◆ **DIRECTIONS**
Copy each line of the data beneath in which the word "remoto" appears.

------ GIVEN RECORDS

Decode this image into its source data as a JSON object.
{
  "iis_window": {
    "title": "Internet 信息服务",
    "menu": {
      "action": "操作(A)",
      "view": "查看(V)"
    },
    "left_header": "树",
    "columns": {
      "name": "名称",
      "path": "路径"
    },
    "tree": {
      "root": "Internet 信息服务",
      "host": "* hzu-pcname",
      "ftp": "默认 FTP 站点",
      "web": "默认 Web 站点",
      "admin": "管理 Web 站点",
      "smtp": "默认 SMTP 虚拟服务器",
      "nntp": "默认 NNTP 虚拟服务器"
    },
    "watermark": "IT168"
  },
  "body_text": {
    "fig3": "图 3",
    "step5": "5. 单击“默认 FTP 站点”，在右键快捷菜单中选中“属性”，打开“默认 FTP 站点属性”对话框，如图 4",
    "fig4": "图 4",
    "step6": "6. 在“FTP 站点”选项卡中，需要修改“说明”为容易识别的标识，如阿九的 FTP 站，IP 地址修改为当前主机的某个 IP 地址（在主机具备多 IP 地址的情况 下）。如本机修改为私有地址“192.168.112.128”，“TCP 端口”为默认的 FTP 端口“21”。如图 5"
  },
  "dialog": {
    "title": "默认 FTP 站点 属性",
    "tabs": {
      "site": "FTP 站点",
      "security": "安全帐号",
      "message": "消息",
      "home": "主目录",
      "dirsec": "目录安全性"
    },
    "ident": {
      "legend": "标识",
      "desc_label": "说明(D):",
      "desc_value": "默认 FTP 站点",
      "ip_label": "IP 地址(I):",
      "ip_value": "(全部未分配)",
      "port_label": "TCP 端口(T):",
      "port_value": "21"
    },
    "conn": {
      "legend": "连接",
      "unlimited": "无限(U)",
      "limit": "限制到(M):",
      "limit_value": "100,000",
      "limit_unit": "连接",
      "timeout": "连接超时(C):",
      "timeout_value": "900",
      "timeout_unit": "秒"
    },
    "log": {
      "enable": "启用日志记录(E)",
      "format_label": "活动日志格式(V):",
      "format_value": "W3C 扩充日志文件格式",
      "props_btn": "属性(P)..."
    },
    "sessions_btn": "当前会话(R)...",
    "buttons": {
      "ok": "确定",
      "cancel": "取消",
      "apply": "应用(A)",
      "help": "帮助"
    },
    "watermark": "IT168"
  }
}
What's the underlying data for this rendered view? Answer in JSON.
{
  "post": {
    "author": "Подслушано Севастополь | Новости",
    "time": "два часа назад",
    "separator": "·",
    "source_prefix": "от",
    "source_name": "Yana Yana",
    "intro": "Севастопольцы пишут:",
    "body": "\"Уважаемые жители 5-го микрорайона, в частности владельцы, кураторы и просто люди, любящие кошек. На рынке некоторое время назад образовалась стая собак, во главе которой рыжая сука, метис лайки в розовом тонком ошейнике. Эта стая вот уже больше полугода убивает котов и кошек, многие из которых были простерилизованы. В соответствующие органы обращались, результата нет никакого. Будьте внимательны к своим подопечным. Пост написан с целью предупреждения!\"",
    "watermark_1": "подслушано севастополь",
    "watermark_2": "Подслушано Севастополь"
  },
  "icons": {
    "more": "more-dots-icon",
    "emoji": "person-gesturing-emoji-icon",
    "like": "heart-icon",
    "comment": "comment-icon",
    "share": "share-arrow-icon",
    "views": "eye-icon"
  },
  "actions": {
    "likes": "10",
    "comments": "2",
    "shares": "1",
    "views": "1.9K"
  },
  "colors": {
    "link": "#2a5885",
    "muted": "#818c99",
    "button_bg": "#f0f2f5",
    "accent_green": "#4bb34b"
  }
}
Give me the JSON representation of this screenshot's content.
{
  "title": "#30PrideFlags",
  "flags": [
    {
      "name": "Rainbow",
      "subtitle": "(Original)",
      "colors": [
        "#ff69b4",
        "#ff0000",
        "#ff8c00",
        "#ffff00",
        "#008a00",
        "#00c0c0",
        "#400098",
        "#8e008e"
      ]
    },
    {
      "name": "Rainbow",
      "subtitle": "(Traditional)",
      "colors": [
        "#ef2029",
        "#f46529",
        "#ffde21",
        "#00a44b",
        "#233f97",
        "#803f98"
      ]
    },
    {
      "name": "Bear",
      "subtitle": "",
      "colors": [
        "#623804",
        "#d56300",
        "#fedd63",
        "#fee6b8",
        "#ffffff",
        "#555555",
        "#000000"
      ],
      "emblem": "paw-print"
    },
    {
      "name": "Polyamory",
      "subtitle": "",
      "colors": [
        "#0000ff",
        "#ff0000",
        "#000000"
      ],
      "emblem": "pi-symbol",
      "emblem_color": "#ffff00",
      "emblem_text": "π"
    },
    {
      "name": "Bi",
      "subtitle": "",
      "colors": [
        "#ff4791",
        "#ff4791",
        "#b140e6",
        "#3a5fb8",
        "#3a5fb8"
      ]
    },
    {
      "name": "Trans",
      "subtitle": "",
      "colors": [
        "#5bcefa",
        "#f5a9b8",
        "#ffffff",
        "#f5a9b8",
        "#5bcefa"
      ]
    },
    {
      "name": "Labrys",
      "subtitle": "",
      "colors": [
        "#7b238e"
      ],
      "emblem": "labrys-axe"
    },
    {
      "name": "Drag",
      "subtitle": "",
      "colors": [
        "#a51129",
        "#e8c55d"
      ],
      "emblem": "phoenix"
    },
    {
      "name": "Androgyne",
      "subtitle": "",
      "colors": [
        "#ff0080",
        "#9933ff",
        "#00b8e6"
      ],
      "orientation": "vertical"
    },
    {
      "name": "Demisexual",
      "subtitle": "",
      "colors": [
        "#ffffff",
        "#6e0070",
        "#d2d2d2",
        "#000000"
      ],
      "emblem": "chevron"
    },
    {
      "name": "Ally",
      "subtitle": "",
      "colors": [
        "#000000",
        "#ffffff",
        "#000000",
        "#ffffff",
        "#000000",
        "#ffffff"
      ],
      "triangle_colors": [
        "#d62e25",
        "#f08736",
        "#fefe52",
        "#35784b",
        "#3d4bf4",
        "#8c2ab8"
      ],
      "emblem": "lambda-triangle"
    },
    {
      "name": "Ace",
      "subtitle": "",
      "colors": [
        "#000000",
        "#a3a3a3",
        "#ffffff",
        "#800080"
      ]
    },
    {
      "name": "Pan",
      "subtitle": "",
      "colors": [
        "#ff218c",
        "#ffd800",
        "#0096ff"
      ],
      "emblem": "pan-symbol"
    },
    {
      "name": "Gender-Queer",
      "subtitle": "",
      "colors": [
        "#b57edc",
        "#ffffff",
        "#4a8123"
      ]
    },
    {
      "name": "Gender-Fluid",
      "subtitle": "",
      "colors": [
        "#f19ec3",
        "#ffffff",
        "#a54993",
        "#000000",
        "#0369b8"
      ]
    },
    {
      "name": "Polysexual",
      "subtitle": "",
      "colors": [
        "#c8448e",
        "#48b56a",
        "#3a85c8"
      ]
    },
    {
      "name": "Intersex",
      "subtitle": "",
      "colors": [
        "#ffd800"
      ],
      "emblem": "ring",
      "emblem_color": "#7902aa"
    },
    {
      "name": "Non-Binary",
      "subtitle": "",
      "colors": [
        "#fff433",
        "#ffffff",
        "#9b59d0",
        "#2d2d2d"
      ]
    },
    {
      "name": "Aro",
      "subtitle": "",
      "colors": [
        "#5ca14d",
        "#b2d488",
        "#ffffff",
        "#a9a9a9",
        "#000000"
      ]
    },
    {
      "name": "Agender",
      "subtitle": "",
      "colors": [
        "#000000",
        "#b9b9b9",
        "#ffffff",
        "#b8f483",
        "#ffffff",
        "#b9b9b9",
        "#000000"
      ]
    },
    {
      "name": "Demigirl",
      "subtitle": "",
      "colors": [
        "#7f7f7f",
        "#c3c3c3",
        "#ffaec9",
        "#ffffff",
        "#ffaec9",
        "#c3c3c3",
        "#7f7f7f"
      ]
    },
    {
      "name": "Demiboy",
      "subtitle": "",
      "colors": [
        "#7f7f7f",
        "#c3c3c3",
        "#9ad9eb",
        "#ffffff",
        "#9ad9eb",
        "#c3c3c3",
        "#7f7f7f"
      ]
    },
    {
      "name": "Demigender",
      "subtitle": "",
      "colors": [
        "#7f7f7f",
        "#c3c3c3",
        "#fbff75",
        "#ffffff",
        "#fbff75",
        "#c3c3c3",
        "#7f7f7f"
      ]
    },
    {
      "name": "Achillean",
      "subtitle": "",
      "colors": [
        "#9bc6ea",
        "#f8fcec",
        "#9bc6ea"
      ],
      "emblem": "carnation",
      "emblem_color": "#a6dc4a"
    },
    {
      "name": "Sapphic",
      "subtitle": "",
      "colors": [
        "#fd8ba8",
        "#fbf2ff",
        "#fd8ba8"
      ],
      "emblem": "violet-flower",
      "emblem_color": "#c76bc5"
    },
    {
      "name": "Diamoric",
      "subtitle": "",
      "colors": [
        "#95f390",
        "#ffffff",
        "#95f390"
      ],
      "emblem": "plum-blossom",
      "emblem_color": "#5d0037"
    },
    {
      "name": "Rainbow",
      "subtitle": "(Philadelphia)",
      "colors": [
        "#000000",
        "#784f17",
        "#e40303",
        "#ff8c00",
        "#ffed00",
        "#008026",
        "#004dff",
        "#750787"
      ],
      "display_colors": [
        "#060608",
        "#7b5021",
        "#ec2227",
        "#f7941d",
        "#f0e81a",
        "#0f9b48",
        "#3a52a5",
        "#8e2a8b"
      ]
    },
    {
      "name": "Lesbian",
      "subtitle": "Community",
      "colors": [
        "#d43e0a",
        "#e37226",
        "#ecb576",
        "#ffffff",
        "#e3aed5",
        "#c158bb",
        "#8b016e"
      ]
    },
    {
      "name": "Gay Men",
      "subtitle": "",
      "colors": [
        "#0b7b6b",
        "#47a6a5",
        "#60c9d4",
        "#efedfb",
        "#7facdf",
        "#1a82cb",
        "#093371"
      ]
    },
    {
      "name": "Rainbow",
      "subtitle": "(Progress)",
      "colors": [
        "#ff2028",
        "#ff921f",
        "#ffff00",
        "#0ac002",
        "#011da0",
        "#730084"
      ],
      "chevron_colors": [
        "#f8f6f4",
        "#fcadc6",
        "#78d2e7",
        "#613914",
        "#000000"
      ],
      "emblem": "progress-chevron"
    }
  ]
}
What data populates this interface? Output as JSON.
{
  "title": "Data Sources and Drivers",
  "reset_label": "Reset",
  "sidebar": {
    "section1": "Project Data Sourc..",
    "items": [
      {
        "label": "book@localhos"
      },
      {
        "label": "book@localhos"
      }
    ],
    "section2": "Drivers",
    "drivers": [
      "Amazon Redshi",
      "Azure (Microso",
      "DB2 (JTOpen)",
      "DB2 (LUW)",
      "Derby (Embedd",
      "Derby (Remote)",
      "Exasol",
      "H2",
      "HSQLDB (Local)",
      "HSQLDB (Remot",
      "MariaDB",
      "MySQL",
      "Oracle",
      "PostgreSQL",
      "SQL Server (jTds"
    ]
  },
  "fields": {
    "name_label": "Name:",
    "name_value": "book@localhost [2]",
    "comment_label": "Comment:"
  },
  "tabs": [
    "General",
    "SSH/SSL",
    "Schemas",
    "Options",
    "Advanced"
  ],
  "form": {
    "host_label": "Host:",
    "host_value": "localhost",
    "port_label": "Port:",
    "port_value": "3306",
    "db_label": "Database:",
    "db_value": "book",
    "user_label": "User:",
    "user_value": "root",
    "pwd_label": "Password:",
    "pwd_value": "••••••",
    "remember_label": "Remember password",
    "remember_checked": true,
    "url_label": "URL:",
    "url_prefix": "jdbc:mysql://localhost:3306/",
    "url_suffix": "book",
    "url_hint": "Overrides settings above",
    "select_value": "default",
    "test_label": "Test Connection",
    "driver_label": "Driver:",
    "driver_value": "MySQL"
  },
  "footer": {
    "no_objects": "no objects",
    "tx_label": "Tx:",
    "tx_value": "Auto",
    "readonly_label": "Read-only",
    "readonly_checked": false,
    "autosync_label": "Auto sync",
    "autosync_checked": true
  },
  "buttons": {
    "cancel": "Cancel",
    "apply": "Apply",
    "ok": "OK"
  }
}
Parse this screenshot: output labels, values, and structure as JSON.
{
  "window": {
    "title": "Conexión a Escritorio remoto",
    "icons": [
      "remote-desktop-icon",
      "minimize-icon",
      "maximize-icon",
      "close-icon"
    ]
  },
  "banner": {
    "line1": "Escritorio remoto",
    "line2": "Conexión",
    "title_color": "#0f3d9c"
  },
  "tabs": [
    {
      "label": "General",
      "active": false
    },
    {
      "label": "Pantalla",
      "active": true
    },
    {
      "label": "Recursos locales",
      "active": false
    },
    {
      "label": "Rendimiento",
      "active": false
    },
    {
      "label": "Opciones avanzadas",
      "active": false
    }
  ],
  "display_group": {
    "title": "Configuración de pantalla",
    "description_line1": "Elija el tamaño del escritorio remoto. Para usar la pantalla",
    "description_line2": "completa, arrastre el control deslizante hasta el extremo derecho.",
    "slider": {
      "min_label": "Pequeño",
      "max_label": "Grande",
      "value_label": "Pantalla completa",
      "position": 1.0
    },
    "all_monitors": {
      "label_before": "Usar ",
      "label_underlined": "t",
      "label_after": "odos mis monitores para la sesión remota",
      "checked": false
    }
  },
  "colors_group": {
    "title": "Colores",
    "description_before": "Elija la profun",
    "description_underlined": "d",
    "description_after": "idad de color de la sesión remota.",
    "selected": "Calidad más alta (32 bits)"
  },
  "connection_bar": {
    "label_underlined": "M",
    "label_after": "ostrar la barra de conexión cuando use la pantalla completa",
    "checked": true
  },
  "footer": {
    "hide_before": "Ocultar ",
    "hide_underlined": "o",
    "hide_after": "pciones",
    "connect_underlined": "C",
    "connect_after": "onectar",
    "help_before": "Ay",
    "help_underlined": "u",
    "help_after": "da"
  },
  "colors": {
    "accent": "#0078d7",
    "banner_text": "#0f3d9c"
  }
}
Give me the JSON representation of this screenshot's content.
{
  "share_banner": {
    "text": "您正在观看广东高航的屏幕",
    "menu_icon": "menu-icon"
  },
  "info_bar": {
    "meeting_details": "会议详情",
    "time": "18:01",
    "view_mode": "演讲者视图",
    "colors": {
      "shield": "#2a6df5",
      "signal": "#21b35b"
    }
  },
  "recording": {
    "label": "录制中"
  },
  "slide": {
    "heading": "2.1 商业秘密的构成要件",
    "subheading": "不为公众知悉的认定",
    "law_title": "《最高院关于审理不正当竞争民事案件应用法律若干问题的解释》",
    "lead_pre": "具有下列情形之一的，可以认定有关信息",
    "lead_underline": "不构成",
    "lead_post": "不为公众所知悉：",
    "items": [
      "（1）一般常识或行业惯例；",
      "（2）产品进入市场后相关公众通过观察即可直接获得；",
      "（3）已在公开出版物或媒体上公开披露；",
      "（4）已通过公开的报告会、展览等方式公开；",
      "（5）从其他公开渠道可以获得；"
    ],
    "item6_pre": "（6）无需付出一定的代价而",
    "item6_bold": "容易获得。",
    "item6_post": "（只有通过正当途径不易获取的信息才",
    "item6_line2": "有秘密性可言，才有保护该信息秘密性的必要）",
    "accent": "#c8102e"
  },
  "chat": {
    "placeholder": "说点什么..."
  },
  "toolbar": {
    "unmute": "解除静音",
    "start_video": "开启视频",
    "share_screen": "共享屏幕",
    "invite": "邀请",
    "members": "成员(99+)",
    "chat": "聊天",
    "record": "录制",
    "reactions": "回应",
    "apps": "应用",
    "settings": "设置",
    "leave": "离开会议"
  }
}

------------

◆ **ANSWER**
    "title": "Conexión a Escritorio remoto",
    "line1": "Escritorio remoto",
    "description_line1": "Elija el tamaño del escritorio remoto. Para usar la pantalla",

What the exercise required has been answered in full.